*** Opening The data ***
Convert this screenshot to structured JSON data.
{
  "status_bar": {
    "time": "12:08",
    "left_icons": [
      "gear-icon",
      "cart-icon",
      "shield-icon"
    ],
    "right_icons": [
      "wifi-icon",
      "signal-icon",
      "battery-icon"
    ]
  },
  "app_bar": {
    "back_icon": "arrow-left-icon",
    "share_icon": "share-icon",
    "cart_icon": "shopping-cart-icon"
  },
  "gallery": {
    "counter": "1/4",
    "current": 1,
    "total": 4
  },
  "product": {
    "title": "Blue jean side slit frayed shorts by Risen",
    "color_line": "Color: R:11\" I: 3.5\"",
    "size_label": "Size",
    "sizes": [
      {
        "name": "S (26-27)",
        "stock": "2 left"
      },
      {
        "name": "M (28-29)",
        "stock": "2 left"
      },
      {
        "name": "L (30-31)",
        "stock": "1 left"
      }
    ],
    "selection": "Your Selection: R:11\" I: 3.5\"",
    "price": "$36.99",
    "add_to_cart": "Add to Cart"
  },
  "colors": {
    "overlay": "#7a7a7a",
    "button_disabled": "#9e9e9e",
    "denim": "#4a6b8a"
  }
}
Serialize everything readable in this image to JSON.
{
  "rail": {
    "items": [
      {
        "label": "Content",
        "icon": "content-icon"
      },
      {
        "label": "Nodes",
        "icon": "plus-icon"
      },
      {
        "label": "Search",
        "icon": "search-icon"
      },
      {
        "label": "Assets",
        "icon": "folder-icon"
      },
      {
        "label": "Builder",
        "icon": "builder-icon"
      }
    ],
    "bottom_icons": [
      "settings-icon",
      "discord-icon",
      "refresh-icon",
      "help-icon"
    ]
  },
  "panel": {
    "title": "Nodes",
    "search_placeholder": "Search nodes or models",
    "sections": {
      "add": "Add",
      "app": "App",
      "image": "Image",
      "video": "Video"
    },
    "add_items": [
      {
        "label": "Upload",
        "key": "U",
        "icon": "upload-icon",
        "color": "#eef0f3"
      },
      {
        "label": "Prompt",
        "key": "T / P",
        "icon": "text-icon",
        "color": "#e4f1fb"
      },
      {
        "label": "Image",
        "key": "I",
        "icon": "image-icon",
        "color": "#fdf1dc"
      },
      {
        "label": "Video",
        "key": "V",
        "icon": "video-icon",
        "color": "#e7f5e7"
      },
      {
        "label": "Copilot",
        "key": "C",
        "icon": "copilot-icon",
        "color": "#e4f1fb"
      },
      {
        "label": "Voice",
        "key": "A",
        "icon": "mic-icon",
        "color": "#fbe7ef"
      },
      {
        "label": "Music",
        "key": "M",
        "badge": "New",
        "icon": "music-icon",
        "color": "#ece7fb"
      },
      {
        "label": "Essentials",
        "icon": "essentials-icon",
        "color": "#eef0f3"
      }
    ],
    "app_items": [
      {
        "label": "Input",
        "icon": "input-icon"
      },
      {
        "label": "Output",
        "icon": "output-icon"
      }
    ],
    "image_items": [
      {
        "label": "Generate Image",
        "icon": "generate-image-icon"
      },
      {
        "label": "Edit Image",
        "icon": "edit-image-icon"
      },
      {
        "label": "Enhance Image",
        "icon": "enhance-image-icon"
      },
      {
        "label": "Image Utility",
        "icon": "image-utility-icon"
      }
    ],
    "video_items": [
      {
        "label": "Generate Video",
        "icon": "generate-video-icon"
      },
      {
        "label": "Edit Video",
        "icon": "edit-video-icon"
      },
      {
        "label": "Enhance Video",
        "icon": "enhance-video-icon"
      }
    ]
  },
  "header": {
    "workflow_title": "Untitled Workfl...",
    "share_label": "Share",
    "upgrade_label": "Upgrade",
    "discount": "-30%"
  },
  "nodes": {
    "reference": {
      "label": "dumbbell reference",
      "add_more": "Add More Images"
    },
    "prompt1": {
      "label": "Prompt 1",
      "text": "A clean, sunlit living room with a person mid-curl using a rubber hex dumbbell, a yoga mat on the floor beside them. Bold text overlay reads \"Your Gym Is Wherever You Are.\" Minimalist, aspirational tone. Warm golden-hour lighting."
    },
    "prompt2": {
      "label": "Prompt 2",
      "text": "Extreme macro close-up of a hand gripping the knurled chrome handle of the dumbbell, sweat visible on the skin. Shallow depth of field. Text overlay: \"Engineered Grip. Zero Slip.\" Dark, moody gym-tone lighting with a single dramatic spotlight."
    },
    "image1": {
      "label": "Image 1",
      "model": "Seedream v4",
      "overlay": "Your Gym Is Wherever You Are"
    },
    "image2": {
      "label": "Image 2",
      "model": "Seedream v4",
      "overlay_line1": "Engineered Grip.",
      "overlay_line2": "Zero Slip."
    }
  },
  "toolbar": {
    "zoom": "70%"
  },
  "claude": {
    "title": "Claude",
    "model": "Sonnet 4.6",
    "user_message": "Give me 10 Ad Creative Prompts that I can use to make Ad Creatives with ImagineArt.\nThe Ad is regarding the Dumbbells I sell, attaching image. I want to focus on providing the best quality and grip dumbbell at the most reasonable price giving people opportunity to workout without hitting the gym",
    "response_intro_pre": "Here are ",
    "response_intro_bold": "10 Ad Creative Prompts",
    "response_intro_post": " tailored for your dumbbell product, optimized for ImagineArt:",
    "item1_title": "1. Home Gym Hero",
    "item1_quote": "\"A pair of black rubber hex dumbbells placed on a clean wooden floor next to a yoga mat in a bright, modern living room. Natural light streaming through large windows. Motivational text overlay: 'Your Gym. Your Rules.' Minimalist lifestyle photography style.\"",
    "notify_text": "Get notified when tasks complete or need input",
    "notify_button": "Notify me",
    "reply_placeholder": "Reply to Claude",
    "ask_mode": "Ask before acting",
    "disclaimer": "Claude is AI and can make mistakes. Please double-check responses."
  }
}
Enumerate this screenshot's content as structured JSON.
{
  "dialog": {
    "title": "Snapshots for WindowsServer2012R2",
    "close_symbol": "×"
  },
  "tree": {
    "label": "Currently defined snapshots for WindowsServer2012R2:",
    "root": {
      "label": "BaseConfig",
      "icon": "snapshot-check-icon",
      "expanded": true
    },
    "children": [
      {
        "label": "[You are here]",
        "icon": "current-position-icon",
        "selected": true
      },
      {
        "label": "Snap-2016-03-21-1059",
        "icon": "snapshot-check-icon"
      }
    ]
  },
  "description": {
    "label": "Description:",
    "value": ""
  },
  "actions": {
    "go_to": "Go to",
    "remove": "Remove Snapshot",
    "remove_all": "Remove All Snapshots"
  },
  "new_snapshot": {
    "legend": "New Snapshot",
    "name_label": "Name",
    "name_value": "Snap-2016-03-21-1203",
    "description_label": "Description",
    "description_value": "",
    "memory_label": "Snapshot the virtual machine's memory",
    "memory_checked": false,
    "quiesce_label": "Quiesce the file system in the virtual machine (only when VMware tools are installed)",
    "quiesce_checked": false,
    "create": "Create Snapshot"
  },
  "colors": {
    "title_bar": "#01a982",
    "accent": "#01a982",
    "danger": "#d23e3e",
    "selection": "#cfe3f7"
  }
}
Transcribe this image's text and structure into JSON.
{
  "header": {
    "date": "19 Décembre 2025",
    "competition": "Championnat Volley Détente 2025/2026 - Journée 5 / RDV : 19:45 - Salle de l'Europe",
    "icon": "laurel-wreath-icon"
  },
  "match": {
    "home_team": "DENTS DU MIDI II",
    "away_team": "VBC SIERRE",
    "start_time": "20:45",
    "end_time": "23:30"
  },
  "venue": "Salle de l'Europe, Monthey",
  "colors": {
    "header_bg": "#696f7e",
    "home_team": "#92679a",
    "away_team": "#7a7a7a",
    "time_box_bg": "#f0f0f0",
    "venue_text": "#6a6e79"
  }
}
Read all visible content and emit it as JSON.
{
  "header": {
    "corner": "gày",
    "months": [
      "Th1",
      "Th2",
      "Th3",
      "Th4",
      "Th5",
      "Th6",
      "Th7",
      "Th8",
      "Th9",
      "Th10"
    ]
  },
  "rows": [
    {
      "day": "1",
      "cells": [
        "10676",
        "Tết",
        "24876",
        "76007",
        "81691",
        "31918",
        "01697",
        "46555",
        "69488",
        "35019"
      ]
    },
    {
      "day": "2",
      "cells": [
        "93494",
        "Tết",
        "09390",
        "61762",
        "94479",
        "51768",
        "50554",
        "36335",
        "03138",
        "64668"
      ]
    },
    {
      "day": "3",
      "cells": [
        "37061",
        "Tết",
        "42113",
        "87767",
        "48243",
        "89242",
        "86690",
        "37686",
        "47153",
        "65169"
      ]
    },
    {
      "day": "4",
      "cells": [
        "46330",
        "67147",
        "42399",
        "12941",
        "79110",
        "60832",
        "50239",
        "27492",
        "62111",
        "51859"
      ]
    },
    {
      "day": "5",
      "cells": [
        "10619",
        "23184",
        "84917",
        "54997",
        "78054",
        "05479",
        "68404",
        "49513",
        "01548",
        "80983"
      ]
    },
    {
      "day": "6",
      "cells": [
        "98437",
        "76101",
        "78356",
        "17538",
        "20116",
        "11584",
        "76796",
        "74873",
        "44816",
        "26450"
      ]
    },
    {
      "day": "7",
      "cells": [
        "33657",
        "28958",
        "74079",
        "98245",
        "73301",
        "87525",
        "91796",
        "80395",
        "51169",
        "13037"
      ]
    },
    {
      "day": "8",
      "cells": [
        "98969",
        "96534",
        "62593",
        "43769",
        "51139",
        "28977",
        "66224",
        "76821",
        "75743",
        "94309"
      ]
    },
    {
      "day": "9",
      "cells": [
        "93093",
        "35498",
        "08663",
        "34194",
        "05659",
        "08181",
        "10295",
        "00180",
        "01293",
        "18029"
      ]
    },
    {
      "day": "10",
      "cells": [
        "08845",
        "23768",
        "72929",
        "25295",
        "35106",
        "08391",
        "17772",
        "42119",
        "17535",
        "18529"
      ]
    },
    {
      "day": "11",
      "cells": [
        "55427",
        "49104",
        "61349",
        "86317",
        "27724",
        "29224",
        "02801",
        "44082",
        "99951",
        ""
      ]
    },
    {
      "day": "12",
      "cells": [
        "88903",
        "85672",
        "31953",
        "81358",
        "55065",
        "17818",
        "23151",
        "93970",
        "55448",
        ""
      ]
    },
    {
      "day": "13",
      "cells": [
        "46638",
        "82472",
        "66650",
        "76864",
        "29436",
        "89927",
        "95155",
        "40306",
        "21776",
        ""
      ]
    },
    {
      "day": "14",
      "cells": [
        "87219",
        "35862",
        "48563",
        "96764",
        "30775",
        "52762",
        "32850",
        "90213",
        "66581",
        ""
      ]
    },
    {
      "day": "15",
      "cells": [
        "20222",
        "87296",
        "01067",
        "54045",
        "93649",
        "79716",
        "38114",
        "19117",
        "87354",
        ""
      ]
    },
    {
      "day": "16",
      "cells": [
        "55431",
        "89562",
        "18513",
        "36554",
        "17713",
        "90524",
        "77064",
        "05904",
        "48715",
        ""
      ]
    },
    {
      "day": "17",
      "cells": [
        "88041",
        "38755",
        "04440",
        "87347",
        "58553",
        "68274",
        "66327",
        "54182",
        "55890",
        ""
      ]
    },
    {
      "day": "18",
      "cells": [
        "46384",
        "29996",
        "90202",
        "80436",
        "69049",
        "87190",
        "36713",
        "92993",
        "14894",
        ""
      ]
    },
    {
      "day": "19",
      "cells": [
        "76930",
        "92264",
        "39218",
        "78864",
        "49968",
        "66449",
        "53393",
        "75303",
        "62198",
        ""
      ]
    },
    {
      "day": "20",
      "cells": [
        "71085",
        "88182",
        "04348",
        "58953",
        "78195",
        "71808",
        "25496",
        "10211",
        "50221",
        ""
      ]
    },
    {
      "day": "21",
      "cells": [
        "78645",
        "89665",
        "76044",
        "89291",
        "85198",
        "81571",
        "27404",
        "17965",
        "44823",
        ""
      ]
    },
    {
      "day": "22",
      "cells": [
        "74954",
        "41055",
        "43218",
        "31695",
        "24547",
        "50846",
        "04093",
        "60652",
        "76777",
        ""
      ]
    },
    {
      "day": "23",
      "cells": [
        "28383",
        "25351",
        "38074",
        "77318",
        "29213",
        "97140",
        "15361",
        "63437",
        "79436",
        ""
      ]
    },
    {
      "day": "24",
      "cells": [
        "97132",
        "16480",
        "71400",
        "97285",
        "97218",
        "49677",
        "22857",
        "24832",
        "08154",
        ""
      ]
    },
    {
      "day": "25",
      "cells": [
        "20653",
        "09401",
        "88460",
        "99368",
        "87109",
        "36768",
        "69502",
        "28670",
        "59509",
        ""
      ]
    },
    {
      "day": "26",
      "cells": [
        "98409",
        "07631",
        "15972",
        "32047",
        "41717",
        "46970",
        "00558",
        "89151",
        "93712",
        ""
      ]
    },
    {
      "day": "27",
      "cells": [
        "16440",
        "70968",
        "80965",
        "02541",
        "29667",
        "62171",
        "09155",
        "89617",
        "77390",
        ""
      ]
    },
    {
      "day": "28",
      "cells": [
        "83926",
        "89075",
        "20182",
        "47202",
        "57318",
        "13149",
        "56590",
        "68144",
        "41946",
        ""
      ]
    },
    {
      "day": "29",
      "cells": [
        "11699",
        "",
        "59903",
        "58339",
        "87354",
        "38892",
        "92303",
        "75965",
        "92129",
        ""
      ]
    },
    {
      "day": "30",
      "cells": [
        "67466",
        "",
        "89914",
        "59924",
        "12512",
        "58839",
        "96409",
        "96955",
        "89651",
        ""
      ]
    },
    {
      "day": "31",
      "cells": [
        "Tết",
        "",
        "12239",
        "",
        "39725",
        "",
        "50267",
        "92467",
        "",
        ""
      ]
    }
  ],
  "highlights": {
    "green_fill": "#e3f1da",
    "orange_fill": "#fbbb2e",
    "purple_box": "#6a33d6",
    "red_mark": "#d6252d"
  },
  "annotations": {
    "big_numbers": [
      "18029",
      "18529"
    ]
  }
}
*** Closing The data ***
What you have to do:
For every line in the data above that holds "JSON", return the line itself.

Answer below:
Convert this screenshot to structured JSON data.
Serialize everything readable in this image to JSON.
Enumerate this screenshot's content as structured JSON.
Transcribe this image's text and structure into JSON.
Read all visible content and emit it as JSON.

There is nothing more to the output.